Lots of people will look at them and see a cute face, a bit like a cat, and the kind of cuddly, furry body your kids would love to keep as a pet.
See what I mean?
But make no mistake : this "cuddly" creature delights in killing. Trust me, I know - I have had a total of ten chickens, one of them a massive Wyandotte rooster, killed by a pine marten.
It's sometimes hard to tell what's responsible when a predator strikes, but most do leave tell-tale signs. A fox, for example, will generally leave a pile of feathers but no body. The chicken becomes dinner for adults and cubs alike.
A marten, and any other member of the stoat family including weasels, mink and the raccoon, tends not to kill for food but for fun. More often than not you'll find the carcass of the chicken still in the run.
It's one of the things that makes these kills so hard to take - having any chicken killed is not easy to deal with, but at least when they're taken by a fox you can rationalise that it's part of the food chain.
With a marten that's not possible because usually, it isn't.
Martens are omniverous, so they do eat both vegetable and animal matter, but their meat diet tends to be small mammals like mice and voles. They will eat small chicks if they get the chance but tend to leave adults alone once they've killed them.
There are different types of marten. The European pine marten, whose official name is 'martes martes', is a protected species which inhabits scrubland and in particular (as its name suggests), wooded areas.
Both the pine and the beech marten are common in Scotland and most of Europe, and the pine marten has recently been re-introduced into England, Ireland and Wales to help control the spread of the grey squirrel.
The north American marten's name is 'martes americana'. It's found throughout the North American states and Canada.
Martens are territorial animals and their territory usually covers two or three miles, so once you have one in your area it will be very hard to get rid of it. They're also clever enough to know that where there's one chicken there will be more - so if you have one pine marten attack, expect them to be back for more.
This is the graphic part.
If you find chickens whose heads have been ripped off their body, it's highly likely you've been subject to a pine marten attack.
Martens are climbers, and not big enough to carry a carcass up and over a fence, so the chicken is likely to be left behind.
It's a very, very unpleasant sight, and of course a very distressing thought that chickens have died such an unpleasant death.
This is a question I have had to answer for my own coop and run, and it's not an easy one.
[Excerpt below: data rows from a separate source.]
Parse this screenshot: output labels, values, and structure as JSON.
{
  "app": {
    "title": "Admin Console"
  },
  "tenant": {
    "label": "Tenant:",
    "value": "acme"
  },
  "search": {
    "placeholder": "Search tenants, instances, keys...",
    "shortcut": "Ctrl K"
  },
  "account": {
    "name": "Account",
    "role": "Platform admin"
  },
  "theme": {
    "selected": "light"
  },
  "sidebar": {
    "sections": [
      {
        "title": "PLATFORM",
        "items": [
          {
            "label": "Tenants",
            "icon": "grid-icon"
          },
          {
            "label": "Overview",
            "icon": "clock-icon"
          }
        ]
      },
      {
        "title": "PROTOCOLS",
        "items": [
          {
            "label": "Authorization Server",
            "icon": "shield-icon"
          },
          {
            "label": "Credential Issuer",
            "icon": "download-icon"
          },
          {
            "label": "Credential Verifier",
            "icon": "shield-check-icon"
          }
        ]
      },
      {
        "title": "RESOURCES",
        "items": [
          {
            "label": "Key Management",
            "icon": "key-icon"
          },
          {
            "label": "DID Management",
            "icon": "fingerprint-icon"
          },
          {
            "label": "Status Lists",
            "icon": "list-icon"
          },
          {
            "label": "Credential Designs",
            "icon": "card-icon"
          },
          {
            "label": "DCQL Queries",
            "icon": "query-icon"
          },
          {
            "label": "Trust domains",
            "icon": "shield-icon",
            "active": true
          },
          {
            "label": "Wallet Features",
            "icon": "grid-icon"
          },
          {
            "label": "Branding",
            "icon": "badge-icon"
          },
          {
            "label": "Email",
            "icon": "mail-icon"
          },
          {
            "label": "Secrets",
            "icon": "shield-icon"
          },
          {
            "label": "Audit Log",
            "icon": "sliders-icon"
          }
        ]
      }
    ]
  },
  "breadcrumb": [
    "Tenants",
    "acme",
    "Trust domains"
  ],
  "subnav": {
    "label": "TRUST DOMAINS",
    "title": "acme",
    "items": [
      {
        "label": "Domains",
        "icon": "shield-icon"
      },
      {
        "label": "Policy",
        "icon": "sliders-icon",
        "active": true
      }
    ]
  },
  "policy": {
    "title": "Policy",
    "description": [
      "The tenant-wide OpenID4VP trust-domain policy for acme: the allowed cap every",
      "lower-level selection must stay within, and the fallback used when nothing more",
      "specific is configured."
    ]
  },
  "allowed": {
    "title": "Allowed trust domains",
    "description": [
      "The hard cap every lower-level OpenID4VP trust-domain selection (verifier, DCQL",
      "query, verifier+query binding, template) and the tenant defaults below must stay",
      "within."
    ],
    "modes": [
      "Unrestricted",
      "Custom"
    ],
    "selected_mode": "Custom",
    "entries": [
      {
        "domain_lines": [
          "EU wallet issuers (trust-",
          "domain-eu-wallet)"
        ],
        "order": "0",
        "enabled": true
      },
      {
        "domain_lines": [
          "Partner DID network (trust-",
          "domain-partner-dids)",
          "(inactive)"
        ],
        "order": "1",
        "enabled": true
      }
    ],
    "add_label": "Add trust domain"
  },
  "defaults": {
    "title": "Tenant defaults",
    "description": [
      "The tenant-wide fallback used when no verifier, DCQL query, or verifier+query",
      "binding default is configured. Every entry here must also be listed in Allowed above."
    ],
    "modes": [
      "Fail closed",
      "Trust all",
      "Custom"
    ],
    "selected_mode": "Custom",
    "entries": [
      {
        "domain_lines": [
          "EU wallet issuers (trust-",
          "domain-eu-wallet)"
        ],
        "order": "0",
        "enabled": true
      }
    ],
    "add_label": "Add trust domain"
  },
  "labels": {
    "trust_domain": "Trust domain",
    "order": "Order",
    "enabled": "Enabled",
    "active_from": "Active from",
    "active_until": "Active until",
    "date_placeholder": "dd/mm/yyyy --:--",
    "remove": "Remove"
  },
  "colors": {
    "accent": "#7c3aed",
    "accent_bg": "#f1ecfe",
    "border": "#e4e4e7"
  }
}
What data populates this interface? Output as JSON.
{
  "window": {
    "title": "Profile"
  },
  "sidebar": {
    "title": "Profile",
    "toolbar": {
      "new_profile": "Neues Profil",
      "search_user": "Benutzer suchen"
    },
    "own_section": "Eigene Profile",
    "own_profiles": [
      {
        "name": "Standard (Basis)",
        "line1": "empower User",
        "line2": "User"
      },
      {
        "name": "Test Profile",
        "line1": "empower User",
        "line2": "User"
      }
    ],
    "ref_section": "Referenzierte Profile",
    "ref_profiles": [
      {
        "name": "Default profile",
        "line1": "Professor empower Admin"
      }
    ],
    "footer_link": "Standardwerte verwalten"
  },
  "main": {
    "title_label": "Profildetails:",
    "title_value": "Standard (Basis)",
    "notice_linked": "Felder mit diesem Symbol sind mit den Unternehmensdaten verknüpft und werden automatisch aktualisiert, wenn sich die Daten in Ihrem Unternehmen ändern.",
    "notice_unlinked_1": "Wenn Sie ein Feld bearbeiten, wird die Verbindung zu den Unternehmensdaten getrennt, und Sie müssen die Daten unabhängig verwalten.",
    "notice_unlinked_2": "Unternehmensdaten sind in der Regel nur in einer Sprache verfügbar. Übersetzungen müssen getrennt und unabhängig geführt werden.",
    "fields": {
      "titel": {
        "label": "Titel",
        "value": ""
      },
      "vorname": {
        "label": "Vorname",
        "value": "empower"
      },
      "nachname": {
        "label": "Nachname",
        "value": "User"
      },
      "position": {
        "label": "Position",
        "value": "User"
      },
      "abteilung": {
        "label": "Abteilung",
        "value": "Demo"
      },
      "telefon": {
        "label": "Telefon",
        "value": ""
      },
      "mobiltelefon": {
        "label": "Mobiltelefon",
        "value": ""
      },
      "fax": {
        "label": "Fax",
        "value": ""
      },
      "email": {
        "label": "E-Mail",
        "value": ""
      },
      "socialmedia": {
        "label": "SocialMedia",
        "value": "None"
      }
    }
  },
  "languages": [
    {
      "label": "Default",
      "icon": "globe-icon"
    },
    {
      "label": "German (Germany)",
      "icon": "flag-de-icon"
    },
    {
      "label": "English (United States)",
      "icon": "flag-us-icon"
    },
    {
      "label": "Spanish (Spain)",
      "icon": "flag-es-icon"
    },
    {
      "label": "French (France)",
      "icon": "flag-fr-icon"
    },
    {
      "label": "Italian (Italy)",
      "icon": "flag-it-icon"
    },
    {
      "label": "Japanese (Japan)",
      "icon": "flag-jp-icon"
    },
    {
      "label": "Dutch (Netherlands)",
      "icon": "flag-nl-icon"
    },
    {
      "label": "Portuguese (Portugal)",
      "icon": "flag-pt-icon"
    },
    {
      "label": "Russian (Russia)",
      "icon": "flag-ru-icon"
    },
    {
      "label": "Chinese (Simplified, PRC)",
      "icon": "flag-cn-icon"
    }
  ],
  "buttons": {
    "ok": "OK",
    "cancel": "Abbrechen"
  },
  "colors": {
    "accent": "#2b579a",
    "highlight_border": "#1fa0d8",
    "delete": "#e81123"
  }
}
Martens are diggers, so ...
Martens are also very accomplished climbers : they have been timed scaling a two metre (six foot) fence in just three seconds. So the top of the fence also needs some form of protection.
Here are a few ideas :
Other basic things to consider are :
Although the pine marten's habitat has been detroyed in many parts of North America, it is not a protected species. However, in some states where it's become extinct, conservation initiatives have been introduced.
However, it's important to know that in many countries, including the UK and Ireland, where pine and beech martens are relatively rare, they are a protected species. It's illegal to kill, trap or harm them, or to destroy their habitat.
Protect your chickens by deterring martens by all means - but stay within the law.